Our June service for many years now has centered around poems about bees and honey and sweetness. While last year our liturgy had very little sweetness, as we prayed our response to the growing COVID crisis and the murder of George Floyd and the response to that murder, this year we made space for the sweet even within ongoing crises.
We built the service around the folk custom of “telling the bees” – for centuries farmers who kept bees for both honey and the urgent work of pollination would tell the bees about deaths and other changes in the family. Hives might be draped in black crepe, or a slice of wedding cake left for the bees, or a goodbye before a journey – the bees needed to be told lest they fly away.
You can download our liturgy as a PDF here.
We used a song from the wonderful Bengsons, which you can watch online. “Hope comes, from the place where the hurt comes”
For our torah study Elliott taught the havurah about the history of Indian Boarding Schools – the violence of these, the unrecorded deaths, the intentional cultural destructions – as a way of understanding the uprising of grief in Native communities across the continent after the remains of 215 children were found at Komloops school in Canada.
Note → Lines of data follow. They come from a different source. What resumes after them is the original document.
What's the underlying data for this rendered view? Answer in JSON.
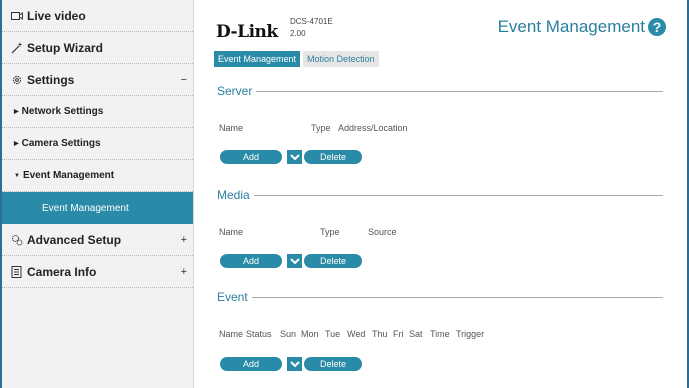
{
  "sidebar": {
    "items": [
      {
        "label": "Live video",
        "icon": "video-icon"
      },
      {
        "label": "Setup Wizard",
        "icon": "wand-icon"
      },
      {
        "label": "Settings",
        "icon": "gear-icon",
        "sign": "−"
      },
      {
        "label": "Network Settings"
      },
      {
        "label": "Camera Settings"
      },
      {
        "label": "Event Management"
      },
      {
        "label": "Event Management"
      },
      {
        "label": "Advanced Setup",
        "icon": "gears-icon",
        "sign": "+"
      },
      {
        "label": "Camera Info",
        "icon": "document-icon",
        "sign": "+"
      }
    ]
  },
  "header": {
    "logo": "D-Link",
    "model": "DCS-4701E",
    "version": "2.00",
    "title": "Event Management",
    "help": "?"
  },
  "tabs": [
    "Event Management",
    "Motion Detection"
  ],
  "server": {
    "title": "Server",
    "columns": [
      "Name",
      "Type",
      "Address/Location"
    ],
    "add": "Add",
    "delete": "Delete"
  },
  "media": {
    "title": "Media",
    "columns": [
      "Name",
      "Type",
      "Source"
    ],
    "add": "Add",
    "delete": "Delete"
  },
  "event": {
    "title": "Event",
    "columns": [
      "Name",
      "Status",
      "Sun",
      "Mon",
      "Tue",
      "Wed",
      "Thu",
      "Fri",
      "Sat",
      "Time",
      "Trigger"
    ],
    "add": "Add",
    "delete": "Delete"
  },
  "colors": {
    "accent": "#2a8ba8",
    "title": "#2a7f9e"
  }
}
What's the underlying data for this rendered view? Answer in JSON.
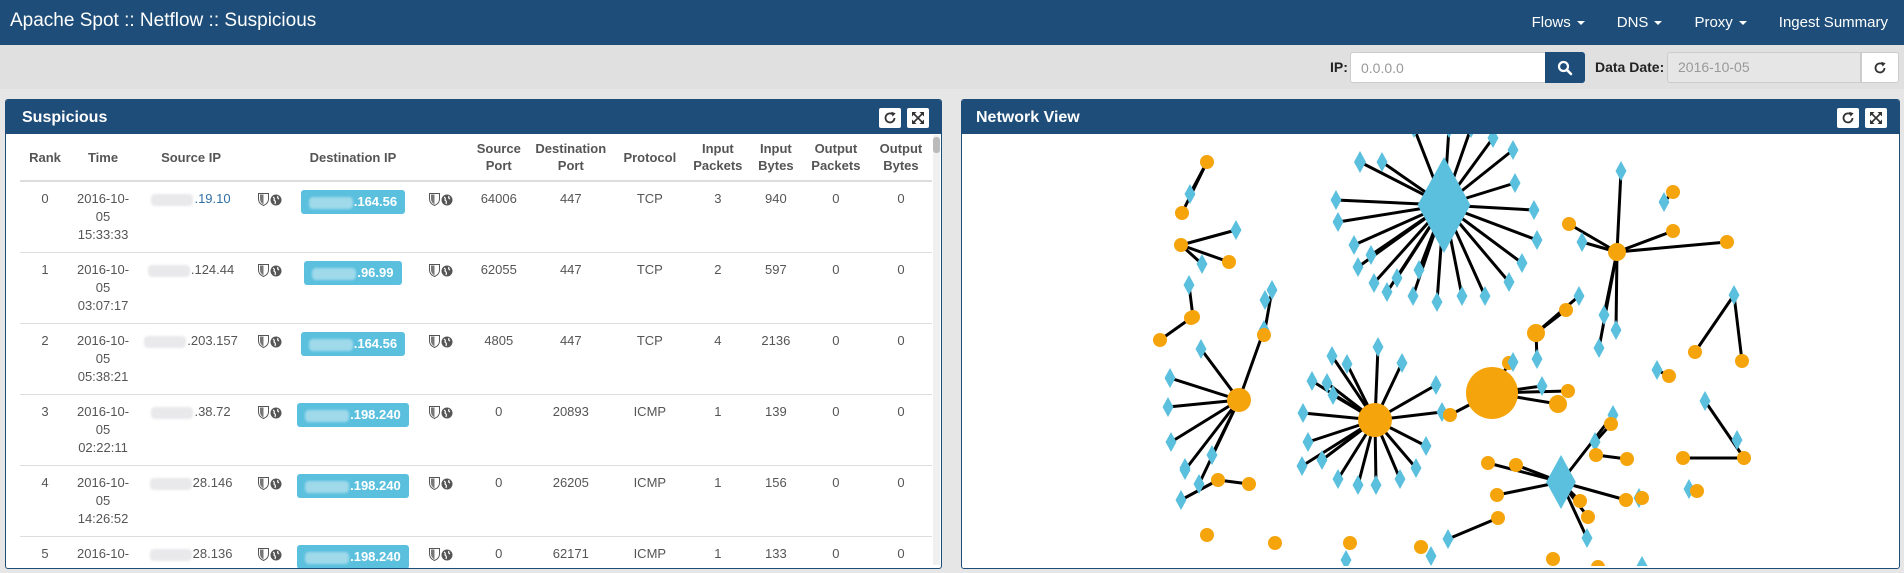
{
  "navbar": {
    "title": "Apache Spot :: Netflow :: Suspicious",
    "items": [
      {
        "label": "Flows",
        "has_caret": true
      },
      {
        "label": "DNS",
        "has_caret": true
      },
      {
        "label": "Proxy",
        "has_caret": true
      },
      {
        "label": "Ingest Summary",
        "has_caret": false
      }
    ]
  },
  "filters": {
    "ip_label": "IP:",
    "ip_placeholder": "0.0.0.0",
    "ip_value": "",
    "date_label": "Data Date:",
    "date_value": "2016-10-05",
    "search_icon": "search-icon",
    "reload_icon": "refresh-icon"
  },
  "suspicious_panel": {
    "title": "Suspicious",
    "columns": [
      "Rank",
      "Time",
      "Source IP",
      "Destination IP",
      "Source Port",
      "Destination Port",
      "Protocol",
      "Input Packets",
      "Input Bytes",
      "Output Packets",
      "Output Bytes"
    ],
    "rows": [
      {
        "rank": "0",
        "time": "2016-10-05 15:33:33",
        "src_ip": ".19.10",
        "src_link": true,
        "dst_ip": ".164.56",
        "src_port": "64006",
        "dst_port": "447",
        "protocol": "TCP",
        "in_pkts": "3",
        "in_bytes": "940",
        "out_pkts": "0",
        "out_bytes": "0"
      },
      {
        "rank": "1",
        "time": "2016-10-05 03:07:17",
        "src_ip": ".124.44",
        "src_link": false,
        "dst_ip": ".96.99",
        "src_port": "62055",
        "dst_port": "447",
        "protocol": "TCP",
        "in_pkts": "2",
        "in_bytes": "597",
        "out_pkts": "0",
        "out_bytes": "0"
      },
      {
        "rank": "2",
        "time": "2016-10-05 05:38:21",
        "src_ip": ".203.157",
        "src_link": false,
        "dst_ip": ".164.56",
        "src_port": "4805",
        "dst_port": "447",
        "protocol": "TCP",
        "in_pkts": "4",
        "in_bytes": "2136",
        "out_pkts": "0",
        "out_bytes": "0"
      },
      {
        "rank": "3",
        "time": "2016-10-05 02:22:11",
        "src_ip": ".38.72",
        "src_link": false,
        "dst_ip": ".198.240",
        "src_port": "0",
        "dst_port": "20893",
        "protocol": "ICMP",
        "in_pkts": "1",
        "in_bytes": "139",
        "out_pkts": "0",
        "out_bytes": "0"
      },
      {
        "rank": "4",
        "time": "2016-10-05 14:26:52",
        "src_ip": "28.146",
        "src_link": false,
        "dst_ip": ".198.240",
        "src_port": "0",
        "dst_port": "26205",
        "protocol": "ICMP",
        "in_pkts": "1",
        "in_bytes": "156",
        "out_pkts": "0",
        "out_bytes": "0"
      },
      {
        "rank": "5",
        "time": "2016-10-",
        "src_ip": "28.136",
        "src_link": false,
        "dst_ip": ".198.240",
        "src_port": "0",
        "dst_port": "62171",
        "protocol": "ICMP",
        "in_pkts": "1",
        "in_bytes": "133",
        "out_pkts": "0",
        "out_bytes": "0"
      }
    ]
  },
  "network_panel": {
    "title": "Network View"
  },
  "colors": {
    "brand": "#1d4d78",
    "node_blue": "#5bc0de",
    "node_orange": "#f5a40c",
    "edge": "#000000"
  }
}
We made the connections between this history and its ongoing repercussions to current Israeli government displacement of and violence against Palestinians. You can see the notes for the talk in the liturgy; here are a few other resources:
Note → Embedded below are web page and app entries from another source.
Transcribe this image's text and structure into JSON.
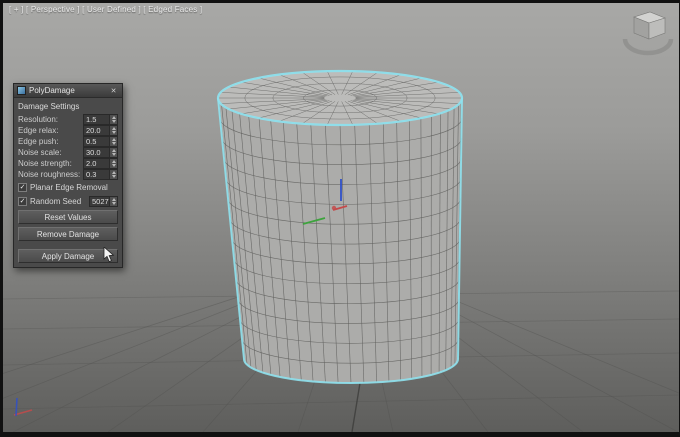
{
  "viewport": {
    "label": "[ + ] [ Perspective ] [ User Defined ] [ Edged Faces ]"
  },
  "dialog": {
    "title": "PolyDamage",
    "close_label": "✕",
    "check_glyph": "✓",
    "section_title": "Damage Settings",
    "fields": [
      {
        "label": "Resolution:",
        "value": "1.5"
      },
      {
        "label": "Edge relax:",
        "value": "20.0"
      },
      {
        "label": "Edge push:",
        "value": "0.5"
      },
      {
        "label": "Noise scale:",
        "value": "30.0"
      },
      {
        "label": "Noise strength:",
        "value": "2.0"
      },
      {
        "label": "Noise roughness:",
        "value": "0.3"
      }
    ],
    "checkboxes": [
      {
        "label": "Planar Edge Removal",
        "checked": true
      },
      {
        "label": "Random Seed",
        "checked": true,
        "value": "5027"
      }
    ],
    "buttons": [
      "Reset Values",
      "Remove Damage"
    ],
    "apply_button": "Apply Damage"
  },
  "colors": {
    "selection": "#8fe2ee",
    "wire": "#5e5e5c",
    "mesh": "#acacaa",
    "mesh_top": "#bcbcba",
    "grid": "#50504e",
    "gizmo_x": "#c44a4a",
    "gizmo_y": "#3da33d",
    "gizmo_z": "#3050c8"
  }
}
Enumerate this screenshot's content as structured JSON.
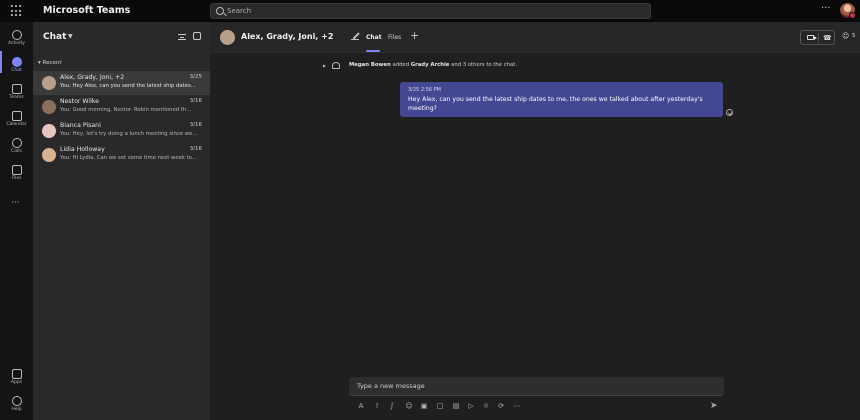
{
  "app": {
    "title": "Microsoft Teams"
  },
  "search": {
    "placeholder": "Search"
  },
  "topbar": {
    "more_label": "···"
  },
  "rail": {
    "items": [
      {
        "label": "Activity",
        "icon": "bell-icon"
      },
      {
        "label": "Chat",
        "icon": "chat-icon",
        "active": true
      },
      {
        "label": "Teams",
        "icon": "teams-icon"
      },
      {
        "label": "Calendar",
        "icon": "calendar-icon"
      },
      {
        "label": "Calls",
        "icon": "phone-icon"
      },
      {
        "label": "Files",
        "icon": "file-icon"
      }
    ],
    "more": "···",
    "bottom": [
      {
        "label": "Apps",
        "icon": "apps-icon"
      },
      {
        "label": "Help",
        "icon": "help-icon"
      }
    ]
  },
  "chatlist": {
    "title": "Chat",
    "section": "Recent",
    "items": [
      {
        "name": "Alex, Grady, Joni, +2",
        "date": "3/25",
        "preview": "You: Hey Alex, can you send the latest ship dates...",
        "selected": true,
        "avatar_color": "#b9a08a"
      },
      {
        "name": "Nestor Wilke",
        "date": "3/16",
        "preview": "You: Good morning, Nestor. Robin mentioned th...",
        "avatar_color": "#8b6f5c"
      },
      {
        "name": "Bianca Pisani",
        "date": "3/16",
        "preview": "You: Hey, let's try doing a lunch meeting since we...",
        "avatar_color": "#e8c4c0"
      },
      {
        "name": "Lidia Holloway",
        "date": "3/16",
        "preview": "You: Hi Lydia, Can we set some time next week to...",
        "avatar_color": "#d9b28f"
      }
    ]
  },
  "conversation": {
    "title": "Alex, Grady, Joni, +2",
    "tabs": [
      {
        "label": "Chat",
        "active": true
      },
      {
        "label": "Files"
      }
    ],
    "add_tab": "+",
    "people_count": "5",
    "system_message": {
      "actor": "Megan Bowen",
      "verb": " added ",
      "target": "Grady Archie",
      "rest": " and 3 others to the chat."
    },
    "message": {
      "meta": "3/25 2:56 PM",
      "text": "Hey Alex, can you send the latest ship dates to me, the ones we talked about after yesterday's meeting?"
    }
  },
  "compose": {
    "placeholder": "Type a new message"
  }
}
From Indian Country Today, “We Won’t Forget About the Children”
From High Country News, “The U.S. stole generations of Indigenous Children”
From The Guardian, “The discovery of unmarked children’ graves”